══ SOURCE DATA

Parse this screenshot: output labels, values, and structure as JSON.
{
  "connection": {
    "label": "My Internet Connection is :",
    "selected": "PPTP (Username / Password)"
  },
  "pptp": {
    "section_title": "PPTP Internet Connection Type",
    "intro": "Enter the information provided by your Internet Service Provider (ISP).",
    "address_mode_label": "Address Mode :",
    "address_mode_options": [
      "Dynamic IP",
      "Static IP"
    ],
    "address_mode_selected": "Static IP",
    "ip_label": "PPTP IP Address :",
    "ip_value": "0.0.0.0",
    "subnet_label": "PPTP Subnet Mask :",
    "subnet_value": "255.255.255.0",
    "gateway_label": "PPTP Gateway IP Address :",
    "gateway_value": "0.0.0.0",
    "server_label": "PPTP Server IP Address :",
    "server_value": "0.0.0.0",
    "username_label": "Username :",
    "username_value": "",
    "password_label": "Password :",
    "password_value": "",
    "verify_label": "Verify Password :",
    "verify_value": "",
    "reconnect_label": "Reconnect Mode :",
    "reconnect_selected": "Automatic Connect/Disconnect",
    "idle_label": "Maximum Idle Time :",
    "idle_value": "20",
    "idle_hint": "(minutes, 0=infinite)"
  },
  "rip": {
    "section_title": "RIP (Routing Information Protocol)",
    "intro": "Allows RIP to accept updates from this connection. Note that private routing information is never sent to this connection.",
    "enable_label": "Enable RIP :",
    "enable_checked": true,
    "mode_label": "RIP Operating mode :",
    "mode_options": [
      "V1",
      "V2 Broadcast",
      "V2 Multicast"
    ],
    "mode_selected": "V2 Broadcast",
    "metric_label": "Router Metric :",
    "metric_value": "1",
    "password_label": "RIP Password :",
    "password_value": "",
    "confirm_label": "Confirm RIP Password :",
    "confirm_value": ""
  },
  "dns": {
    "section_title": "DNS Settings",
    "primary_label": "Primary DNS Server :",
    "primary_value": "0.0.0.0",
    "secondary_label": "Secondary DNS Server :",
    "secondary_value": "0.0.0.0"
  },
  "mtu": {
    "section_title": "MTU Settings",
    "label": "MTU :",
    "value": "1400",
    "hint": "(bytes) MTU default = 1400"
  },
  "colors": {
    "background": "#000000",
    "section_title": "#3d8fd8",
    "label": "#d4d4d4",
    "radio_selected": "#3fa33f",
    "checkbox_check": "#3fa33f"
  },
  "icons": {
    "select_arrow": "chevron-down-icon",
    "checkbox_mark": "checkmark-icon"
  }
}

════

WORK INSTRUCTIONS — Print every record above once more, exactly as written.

SOLUTION BELOW —
Parse this screenshot: output labels, values, and structure as JSON.
{
  "connection": {
    "label": "My Internet Connection is :",
    "selected": "PPTP (Username / Password)"
  },
  "pptp": {
    "section_title": "PPTP Internet Connection Type",
    "intro": "Enter the information provided by your Internet Service Provider (ISP).",
    "address_mode_label": "Address Mode :",
    "address_mode_options": [
      "Dynamic IP",
      "Static IP"
    ],
    "address_mode_selected": "Static IP",
    "ip_label": "PPTP IP Address :",
    "ip_value": "0.0.0.0",
    "subnet_label": "PPTP Subnet Mask :",
    "subnet_value": "255.255.255.0",
    "gateway_label": "PPTP Gateway IP Address :",
    "gateway_value": "0.0.0.0",
    "server_label": "PPTP Server IP Address :",
    "server_value": "0.0.0.0",
    "username_label": "Username :",
    "username_value": "",
    "password_label": "Password :",
    "password_value": "",
    "verify_label": "Verify Password :",
    "verify_value": "",
    "reconnect_label": "Reconnect Mode :",
    "reconnect_selected": "Automatic Connect/Disconnect",
    "idle_label": "Maximum Idle Time :",
    "idle_value": "20",
    "idle_hint": "(minutes, 0=infinite)"
  },
  "rip": {
    "section_title": "RIP (Routing Information Protocol)",
    "intro": "Allows RIP to accept updates from this connection. Note that private routing information is never sent to this connection.",
    "enable_label": "Enable RIP :",
    "enable_checked": true,
    "mode_label": "RIP Operating mode :",
    "mode_options": [
      "V1",
      "V2 Broadcast",
      "V2 Multicast"
    ],
    "mode_selected": "V2 Broadcast",
    "metric_label": "Router Metric :",
    "metric_value": "1",
    "password_label": "RIP Password :",
    "password_value": "",
    "confirm_label": "Confirm RIP Password :",
    "confirm_value": ""
  },
  "dns": {
    "section_title": "DNS Settings",
    "primary_label": "Primary DNS Server :",
    "primary_value": "0.0.0.0",
    "secondary_label": "Secondary DNS Server :",
    "secondary_value": "0.0.0.0"
  },
  "mtu": {
    "section_title": "MTU Settings",
    "label": "MTU :",
    "value": "1400",
    "hint": "(bytes) MTU default = 1400"
  },
  "colors": {
    "background": "#000000",
    "section_title": "#3d8fd8",
    "label": "#d4d4d4",
    "radio_selected": "#3fa33f",
    "checkbox_check": "#3fa33f"
  },
  "icons": {
    "select_arrow": "chevron-down-icon",
    "checkbox_mark": "checkmark-icon"
  }
}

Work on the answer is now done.